Your description of driving into the mountains regularly in winter combined with your description of the roads getting a sheet layer of ice makes me suggest Blzzaks on all four wheels…a set of spare steel wheels. Ice is the absolute worst and you need all the help yuo can get. Blizzaks have an excellent reputation on ice.

They’'ll wear faster and may feel funny at first on dry pavement, but both of those things combined are better than getting killed or maimed in an accident.

By all means visit Tirerack as well as But I think for sheer ice you’ll find Blizzaks about the best there is.

CR Nov 09 (page 48) rated GY Assurance TripleTred as #4 in all season (S & T speed rated tires) category. #1 was Michelin Hydroedge, #2 Hankook Optimo H727, #3 Pirelli P4 Four Seasons (as apparently did CR because it was not check-rated OK as were the other two), and #4 was the Assurance TripleTred.

Given the comments about ice and snow traction being a desirable quality, I would eliminate the Pirelli, and the Hankook came in cheapest, based on CR’s estimate price. Of course, the real price for each of these tires can vary a lot by region and dealer.
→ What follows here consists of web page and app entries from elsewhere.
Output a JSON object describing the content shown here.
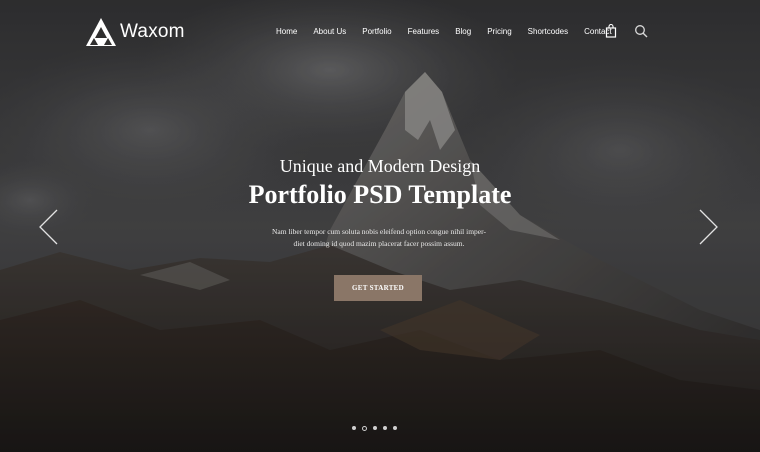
{
  "brand": {
    "name": "Waxom"
  },
  "nav": {
    "items": [
      {
        "label": "Home"
      },
      {
        "label": "About Us"
      },
      {
        "label": "Portfolio"
      },
      {
        "label": "Features"
      },
      {
        "label": "Blog"
      },
      {
        "label": "Pricing"
      },
      {
        "label": "Shortcodes"
      },
      {
        "label": "Contact"
      }
    ],
    "icons": [
      "shopping-bag-icon",
      "search-icon"
    ]
  },
  "hero": {
    "subtitle": "Unique and Modern Design",
    "title": "Portfolio PSD Template",
    "description_line1": "Nam liber tempor cum soluta nobis eleifend option congue nihil imper-",
    "description_line2": "diet doming id quod mazim placerat facer possim assum.",
    "cta_label": "GET STARTED"
  },
  "slider": {
    "slide_count": 5,
    "active_index": 1
  },
  "colors": {
    "accent": "#8a7667",
    "text": "#ffffff"
  }
}
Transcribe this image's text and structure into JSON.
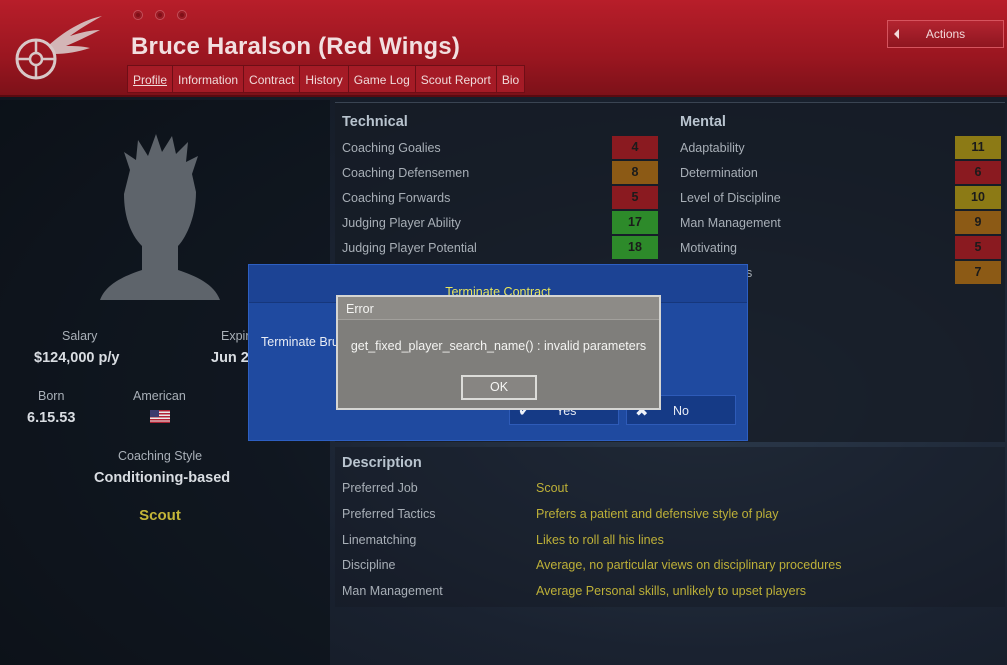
{
  "header": {
    "player_title": "Bruce Haralson (Red Wings)",
    "actions_label": "Actions",
    "tabs": [
      {
        "label": "Profile",
        "active": true
      },
      {
        "label": "Information",
        "active": false
      },
      {
        "label": "Contract",
        "active": false
      },
      {
        "label": "History",
        "active": false
      },
      {
        "label": "Game Log",
        "active": false
      },
      {
        "label": "Scout Report",
        "active": false
      },
      {
        "label": "Bio",
        "active": false
      }
    ]
  },
  "profile": {
    "salary_label": "Salary",
    "salary_value": "$124,000 p/y",
    "expiry_label": "Expir",
    "expiry_value": "Jun 2",
    "born_label": "Born",
    "born_value": "6.15.53",
    "nationality_label": "American",
    "coaching_style_label": "Coaching Style",
    "coaching_style_value": "Conditioning-based",
    "role": "Scout"
  },
  "technical": {
    "heading": "Technical",
    "attributes": [
      {
        "name": "Coaching Goalies",
        "value": "4",
        "color": "#8a1a20"
      },
      {
        "name": "Coaching Defensemen",
        "value": "8",
        "color": "#8c5a15"
      },
      {
        "name": "Coaching Forwards",
        "value": "5",
        "color": "#8a1a20"
      },
      {
        "name": "Judging Player Ability",
        "value": "17",
        "color": "#2d8a2a"
      },
      {
        "name": "Judging Player Potential",
        "value": "18",
        "color": "#2d8a2a"
      }
    ]
  },
  "mental": {
    "heading": "Mental",
    "attributes": [
      {
        "name": "Adaptability",
        "value": "11",
        "color": "#8c7a15"
      },
      {
        "name": "Determination",
        "value": "6",
        "color": "#8a1a20"
      },
      {
        "name": "Level of Discipline",
        "value": "10",
        "color": "#8c7a15"
      },
      {
        "name": "Man Management",
        "value": "9",
        "color": "#8c5a15"
      },
      {
        "name": "Motivating",
        "value": "5",
        "color": "#8a1a20"
      },
      {
        "name": "h Youngsters",
        "value": "7",
        "color": "#8c5a15"
      }
    ]
  },
  "description": {
    "heading": "Description",
    "rows": [
      {
        "key": "Preferred Job",
        "value": "Scout"
      },
      {
        "key": "Preferred Tactics",
        "value": "Prefers a patient and defensive style of play"
      },
      {
        "key": "Linematching",
        "value": "Likes to roll all his lines"
      },
      {
        "key": "Discipline",
        "value": "Average, no particular views on disciplinary procedures"
      },
      {
        "key": "Man Management",
        "value": "Average Personal skills, unlikely to upset players"
      }
    ]
  },
  "terminate_dialog": {
    "title": "Terminate Contract",
    "text": "Terminate Bru",
    "yes_label": "Yes",
    "no_label": "No"
  },
  "error_dialog": {
    "title": "Error",
    "message": "get_fixed_player_search_name() : invalid parameters",
    "ok_label": "OK"
  }
}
For Winter tires, CR recommended Michelin X-Ice Xl 2, General Altimax Arctic and Nokian Hakkapelitta 5 in that order. Blizzak WS60 came in #7.